Task details => Print all entries below exactly, without images.

======== Recorded information ========

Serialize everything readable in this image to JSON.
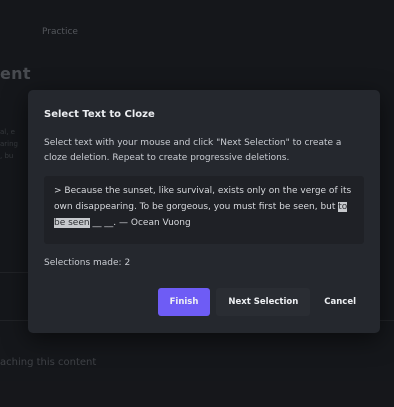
{
  "background": {
    "breadcrumb": "Practice",
    "title_fragment": "ent",
    "snippet_lines": [
      "al, e",
      "aring",
      ", bu"
    ],
    "footer_text": "aching this content"
  },
  "modal": {
    "title": "Select Text to Cloze",
    "description": "Select text with your mouse and click \"Next Selection\" to create a cloze deletion. Repeat to create progressive deletions.",
    "quote": {
      "before": "> Because the sunset, like survival, exists only on the verge of its own disappearing. To be gorgeous, you must first be seen, but ",
      "highlighted": "to be seen",
      "after": " __ __. — Ocean Vuong"
    },
    "selections_text": "Selections made: 2",
    "buttons": {
      "finish": "Finish",
      "next": "Next Selection",
      "cancel": "Cancel"
    }
  },
  "colors": {
    "accent": "#6e5cf5",
    "modal_bg": "#25282e",
    "page_bg": "#1c1e22"
  }
}
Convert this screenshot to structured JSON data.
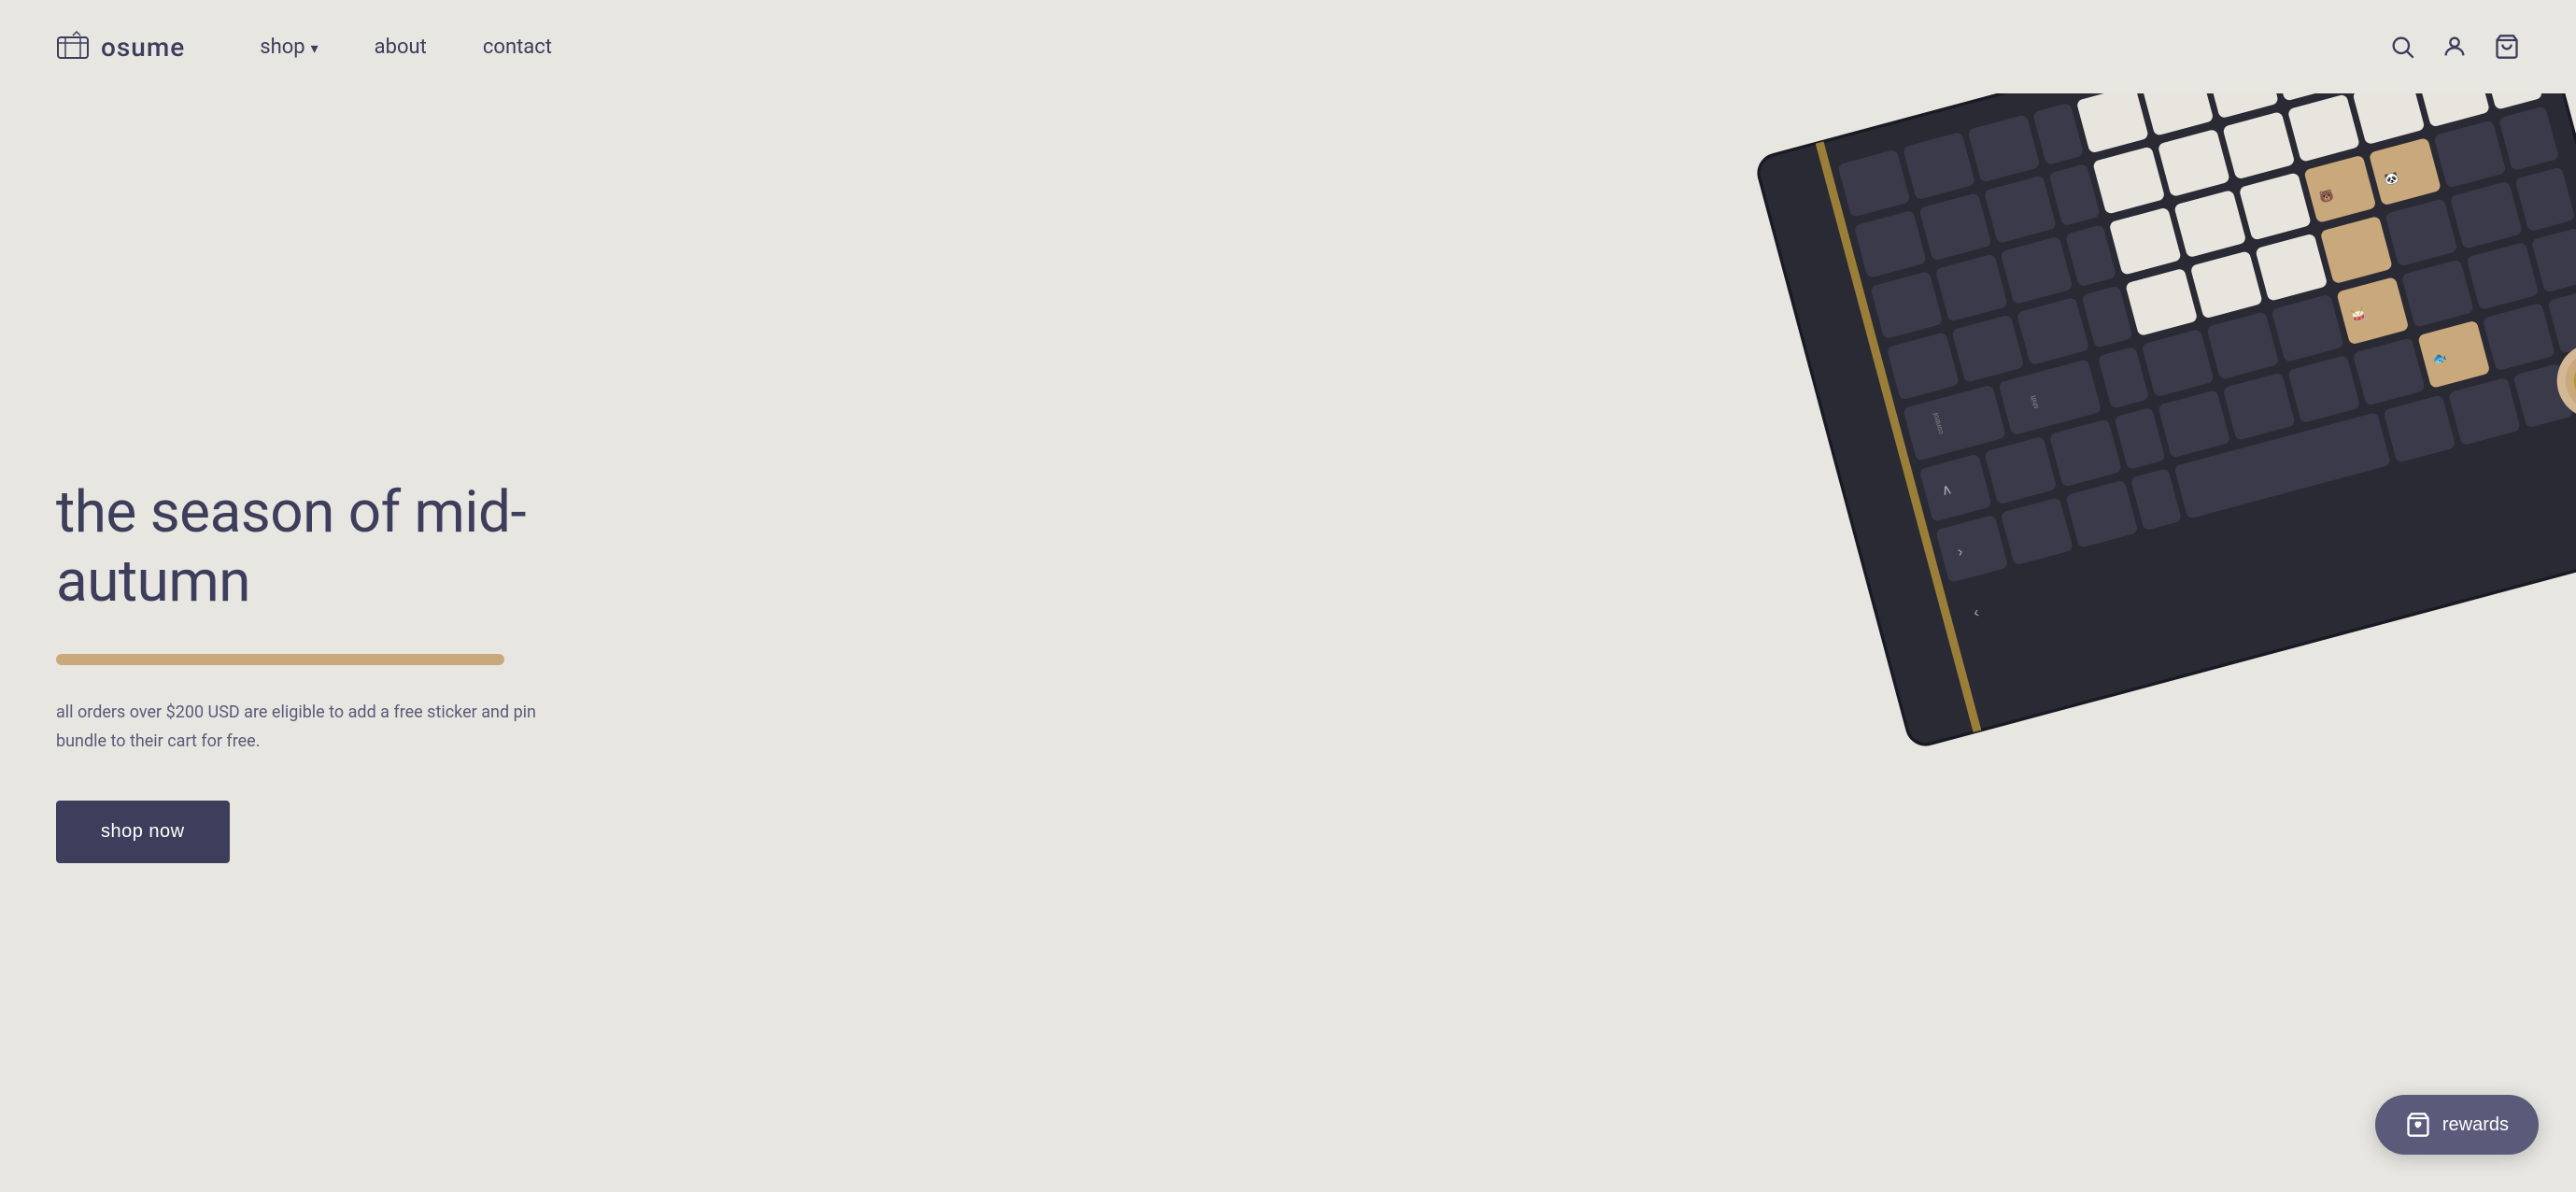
{
  "brand": {
    "name": "osume",
    "logo_alt": "osume box logo"
  },
  "navbar": {
    "shop_label": "shop",
    "about_label": "about",
    "contact_label": "contact",
    "search_icon": "search",
    "account_icon": "user",
    "cart_icon": "cart"
  },
  "hero": {
    "title": "the season of mid-autumn",
    "description": "all orders over $200 USD are eligible to add a free sticker and pin bundle to their cart for free.",
    "cta_label": "shop now",
    "divider_color": "#c9a87c"
  },
  "rewards": {
    "label": "rewards",
    "icon": "bag-heart"
  },
  "colors": {
    "bg": "#e8e6e1",
    "text_primary": "#3d3d5c",
    "text_secondary": "#5a5a7a",
    "accent": "#c9a87c",
    "btn_bg": "#3d3d5c",
    "rewards_bg": "#5a5a7a",
    "keyboard_dark": "#2a2a35",
    "key_dark": "#3a3a4a",
    "key_white": "#e8e4de",
    "key_tan": "#c9a87c"
  }
}
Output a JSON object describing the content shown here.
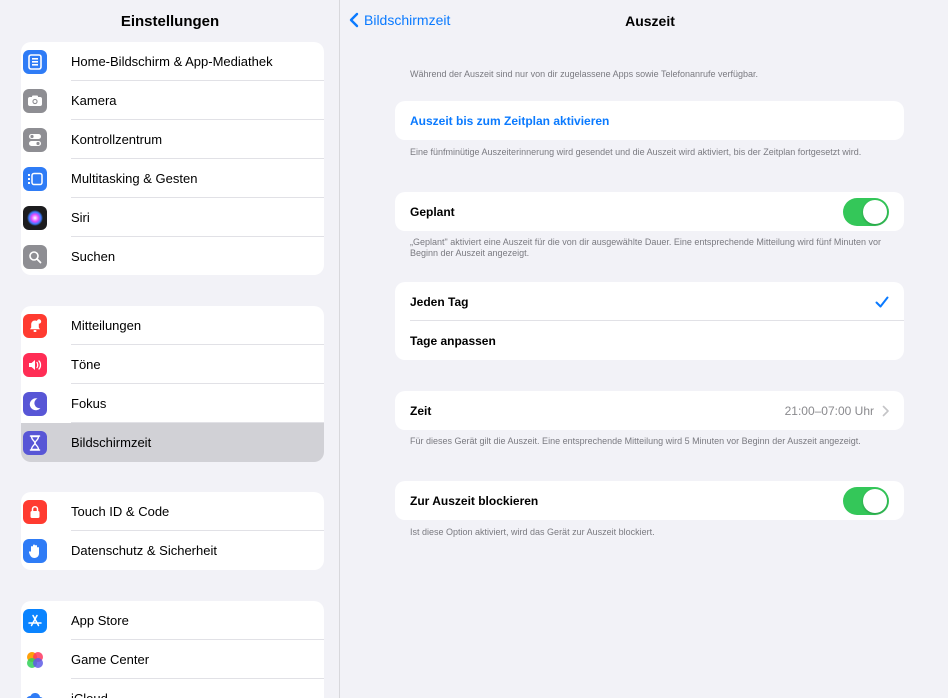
{
  "sidebar": {
    "title": "Einstellungen",
    "groups": [
      {
        "items": [
          {
            "label": "Home-Bildschirm & App-Mediathek",
            "icon": "home-screen-icon",
            "color": "#2f7cf6"
          },
          {
            "label": "Kamera",
            "icon": "camera-icon",
            "color": "#8e8e93"
          },
          {
            "label": "Kontrollzentrum",
            "icon": "control-center-icon",
            "color": "#8e8e93"
          },
          {
            "label": "Multitasking & Gesten",
            "icon": "multitasking-icon",
            "color": "#2f7cf6"
          },
          {
            "label": "Siri",
            "icon": "siri-icon",
            "color": "#222"
          },
          {
            "label": "Suchen",
            "icon": "search-icon",
            "color": "#8e8e93"
          }
        ]
      },
      {
        "items": [
          {
            "label": "Mitteilungen",
            "icon": "notifications-icon",
            "color": "#ff3b30"
          },
          {
            "label": "Töne",
            "icon": "sounds-icon",
            "color": "#ff2d55"
          },
          {
            "label": "Fokus",
            "icon": "focus-icon",
            "color": "#5856d6"
          },
          {
            "label": "Bildschirmzeit",
            "icon": "screen-time-icon",
            "color": "#5856d6",
            "selected": true
          }
        ]
      },
      {
        "items": [
          {
            "label": "Touch ID & Code",
            "icon": "touch-id-icon",
            "color": "#ff3b30"
          },
          {
            "label": "Datenschutz & Sicherheit",
            "icon": "privacy-hand-icon",
            "color": "#2f7cf6"
          }
        ]
      },
      {
        "items": [
          {
            "label": "App Store",
            "icon": "app-store-icon",
            "color": "#0a84ff"
          },
          {
            "label": "Game Center",
            "icon": "game-center-icon",
            "color": "#ff9f0a"
          },
          {
            "label": "iCloud",
            "icon": "icloud-icon",
            "color": "#2f7cf6"
          }
        ]
      }
    ]
  },
  "detail": {
    "back_label": "Bildschirmzeit",
    "title": "Auszeit",
    "intro_note": "Während der Auszeit sind nur von dir zugelassene Apps sowie Telefonanrufe verfügbar.",
    "activate_link": "Auszeit bis zum Zeitplan aktivieren",
    "activate_note": "Eine fünfminütige Auszeiterinnerung wird gesendet und die Auszeit wird aktiviert, bis der Zeitplan fortgesetzt wird.",
    "scheduled_label": "Geplant",
    "scheduled_on": true,
    "scheduled_note": "„Geplant\" aktiviert eine Auszeit für die von dir ausgewählte Dauer. Eine entsprechende Mitteilung wird fünf Minuten vor Beginn der Auszeit angezeigt.",
    "every_day_label": "Jeden Tag",
    "customize_days_label": "Tage anpassen",
    "time_label": "Zeit",
    "time_value": "21:00–07:00 Uhr",
    "time_note": "Für dieses Gerät gilt die Auszeit. Eine entsprechende Mitteilung wird 5 Minuten vor Beginn der Auszeit angezeigt.",
    "block_label": "Zur Auszeit blockieren",
    "block_on": true,
    "block_note": "Ist diese Option aktiviert, wird das Gerät zur Auszeit blockiert."
  },
  "colors": {
    "accent": "#0a7aff",
    "toggle_on": "#34c759",
    "background": "#f2f2f7"
  }
}
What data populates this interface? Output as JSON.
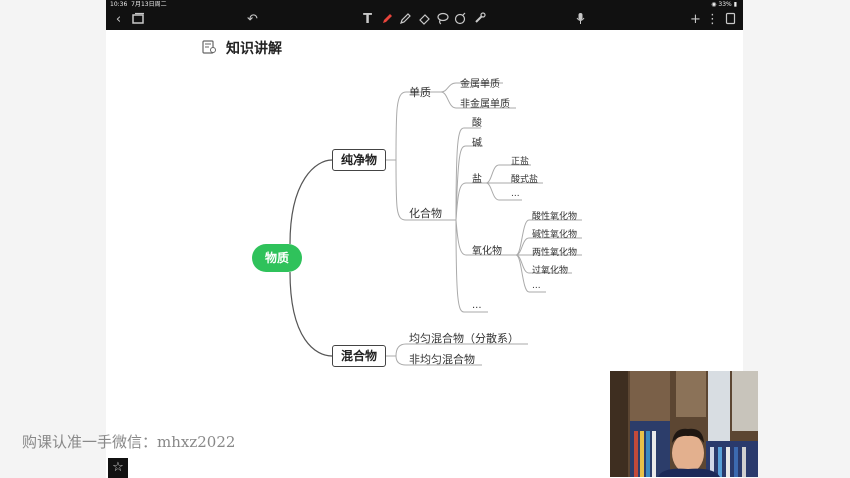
{
  "status": {
    "time": "10:36",
    "date": "7月13日周二",
    "battery": "33%"
  },
  "toolbar": {
    "back_icon": "chevron-left-icon",
    "pages_icon": "pages-icon",
    "undo_icon": "undo-icon",
    "text_icon": "text-tool-icon",
    "pen_icon": "pen-icon",
    "highlighter_icon": "highlighter-icon",
    "eraser_icon": "eraser-icon",
    "lasso_icon": "lasso-icon",
    "shape_icon": "shape-icon",
    "laser_icon": "laser-pointer-icon",
    "mic_icon": "microphone-icon",
    "add_icon": "plus-icon",
    "more_icon": "more-icon",
    "window_icon": "window-icon",
    "accent_color": "#e8453c"
  },
  "page": {
    "title": "知识讲解"
  },
  "mindmap": {
    "root": "物质",
    "pure": "纯净物",
    "mixture": "混合物",
    "element": "单质",
    "element_children": [
      "金属单质",
      "非金属单质"
    ],
    "compound": "化合物",
    "acid": "酸",
    "base": "碱",
    "salt": "盐",
    "salt_children": [
      "正盐",
      "酸式盐",
      "..."
    ],
    "oxide": "氧化物",
    "oxide_children": [
      "酸性氧化物",
      "碱性氧化物",
      "两性氧化物",
      "过氧化物",
      "..."
    ],
    "compound_more": "...",
    "mixture_children": [
      "均匀混合物（分散系）",
      "非均匀混合物"
    ],
    "root_color": "#2fc25b"
  },
  "watermark": "购课认准一手微信：mhxz2022",
  "star_icon": "star-icon"
}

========

Response =>
Serialize everything readable in this image to JSON.
{
  "background": {
    "breadcrumb": "Practice",
    "title_fragment": "ent",
    "snippet_lines": [
      "al, e",
      "aring",
      ", bu"
    ],
    "footer_text": "aching this content"
  },
  "modal": {
    "title": "Select Text to Cloze",
    "description": "Select text with your mouse and click \"Next Selection\" to create a cloze deletion. Repeat to create progressive deletions.",
    "quote": {
      "before": "> Because the sunset, like survival, exists only on the verge of its own disappearing. To be gorgeous, you must first be seen, but ",
      "highlighted": "to be seen",
      "after": " __ __. — Ocean Vuong"
    },
    "selections_text": "Selections made: 2",
    "buttons": {
      "finish": "Finish",
      "next": "Next Selection",
      "cancel": "Cancel"
    }
  },
  "colors": {
    "accent": "#6e5cf5",
    "modal_bg": "#25282e",
    "page_bg": "#1c1e22"
  }
}
Convert this screenshot to structured JSON data.
{
  "brand": {
    "name": "osume",
    "logo_alt": "osume box logo"
  },
  "navbar": {
    "shop_label": "shop",
    "about_label": "about",
    "contact_label": "contact",
    "search_icon": "search",
    "account_icon": "user",
    "cart_icon": "cart"
  },
  "hero": {
    "title": "the season of mid-autumn",
    "description": "all orders over $200 USD are eligible to add a free sticker and pin bundle to their cart for free.",
    "cta_label": "shop now",
    "divider_color": "#c9a87c"
  },
  "rewards": {
    "label": "rewards",
    "icon": "bag-heart"
  },
  "colors": {
    "bg": "#e8e6e1",
    "text_primary": "#3d3d5c",
    "text_secondary": "#5a5a7a",
    "accent": "#c9a87c",
    "btn_bg": "#3d3d5c",
    "rewards_bg": "#5a5a7a",
    "keyboard_dark": "#2a2a35",
    "key_dark": "#3a3a4a",
    "key_white": "#e8e4de",
    "key_tan": "#c9a87c"
  }
}
Output a JSON object describing the content shown here.
{
  "sidebar": {
    "title": "Einstellungen",
    "groups": [
      {
        "items": [
          {
            "label": "Home-Bildschirm & App-Mediathek",
            "icon": "home-screen-icon",
            "color": "#2f7cf6"
          },
          {
            "label": "Kamera",
            "icon": "camera-icon",
            "color": "#8e8e93"
          },
          {
            "label": "Kontrollzentrum",
            "icon": "control-center-icon",
            "color": "#8e8e93"
          },
          {
            "label": "Multitasking & Gesten",
            "icon": "multitasking-icon",
            "color": "#2f7cf6"
          },
          {
            "label": "Siri",
            "icon": "siri-icon",
            "color": "#222"
          },
          {
            "label": "Suchen",
            "icon": "search-icon",
            "color": "#8e8e93"
          }
        ]
      },
      {
        "items": [
          {
            "label": "Mitteilungen",
            "icon": "notifications-icon",
            "color": "#ff3b30"
          },
          {
            "label": "Töne",
            "icon": "sounds-icon",
            "color": "#ff2d55"
          },
          {
            "label": "Fokus",
            "icon": "focus-icon",
            "color": "#5856d6"
          },
          {
            "label": "Bildschirmzeit",
            "icon": "screen-time-icon",
            "color": "#5856d6",
            "selected": true
          }
        ]
      },
      {
        "items": [
          {
            "label": "Touch ID & Code",
            "icon": "touch-id-icon",
            "color": "#ff3b30"
          },
          {
            "label": "Datenschutz & Sicherheit",
            "icon": "privacy-hand-icon",
            "color": "#2f7cf6"
          }
        ]
      },
      {
        "items": [
          {
            "label": "App Store",
            "icon": "app-store-icon",
            "color": "#0a84ff"
          },
          {
            "label": "Game Center",
            "icon": "game-center-icon",
            "color": "#ff9f0a"
          },
          {
            "label": "iCloud",
            "icon": "icloud-icon",
            "color": "#2f7cf6"
          }
        ]
      }
    ]
  },
  "detail": {
    "back_label": "Bildschirmzeit",
    "title": "Auszeit",
    "intro_note": "Während der Auszeit sind nur von dir zugelassene Apps sowie Telefonanrufe verfügbar.",
    "activate_link": "Auszeit bis zum Zeitplan aktivieren",
    "activate_note": "Eine fünfminütige Auszeiterinnerung wird gesendet und die Auszeit wird aktiviert, bis der Zeitplan fortgesetzt wird.",
    "scheduled_label": "Geplant",
    "scheduled_on": true,
    "scheduled_note": "„Geplant\" aktiviert eine Auszeit für die von dir ausgewählte Dauer. Eine entsprechende Mitteilung wird fünf Minuten vor Beginn der Auszeit angezeigt.",
    "every_day_label": "Jeden Tag",
    "customize_days_label": "Tage anpassen",
    "time_label": "Zeit",
    "time_value": "21:00–07:00 Uhr",
    "time_note": "Für dieses Gerät gilt die Auszeit. Eine entsprechende Mitteilung wird 5 Minuten vor Beginn der Auszeit angezeigt.",
    "block_label": "Zur Auszeit blockieren",
    "block_on": true,
    "block_note": "Ist diese Option aktiviert, wird das Gerät zur Auszeit blockiert."
  },
  "colors": {
    "accent": "#0a7aff",
    "toggle_on": "#34c759",
    "background": "#f2f2f7"
  }
}
What data populates this interface? Output as JSON.
{
  "status": {
    "time": "10:36",
    "date": "7月13日周二",
    "battery": "33%"
  },
  "toolbar": {
    "back_icon": "chevron-left-icon",
    "pages_icon": "pages-icon",
    "undo_icon": "undo-icon",
    "text_icon": "text-tool-icon",
    "pen_icon": "pen-icon",
    "highlighter_icon": "highlighter-icon",
    "eraser_icon": "eraser-icon",
    "lasso_icon": "lasso-icon",
    "shape_icon": "shape-icon",
    "laser_icon": "laser-pointer-icon",
    "mic_icon": "microphone-icon",
    "add_icon": "plus-icon",
    "more_icon": "more-icon",
    "window_icon": "window-icon",
    "accent_color": "#e8453c"
  },
  "page": {
    "title": "知识讲解"
  },
  "mindmap": {
    "root": "物质",
    "pure": "纯净物",
    "mixture": "混合物",
    "element": "单质",
    "element_children": [
      "金属单质",
      "非金属单质"
    ],
    "compound": "化合物",
    "acid": "酸",
    "base": "碱",
    "salt": "盐",
    "salt_children": [
      "正盐",
      "酸式盐",
      "..."
    ],
    "oxide": "氧化物",
    "oxide_children": [
      "酸性氧化物",
      "碱性氧化物",
      "两性氧化物",
      "过氧化物",
      "..."
    ],
    "compound_more": "...",
    "mixture_children": [
      "均匀混合物（分散系）",
      "非均匀混合物"
    ],
    "root_color": "#2fc25b"
  },
  "watermark": "购课认准一手微信：mhxz2022",
  "star_icon": "star-icon"
}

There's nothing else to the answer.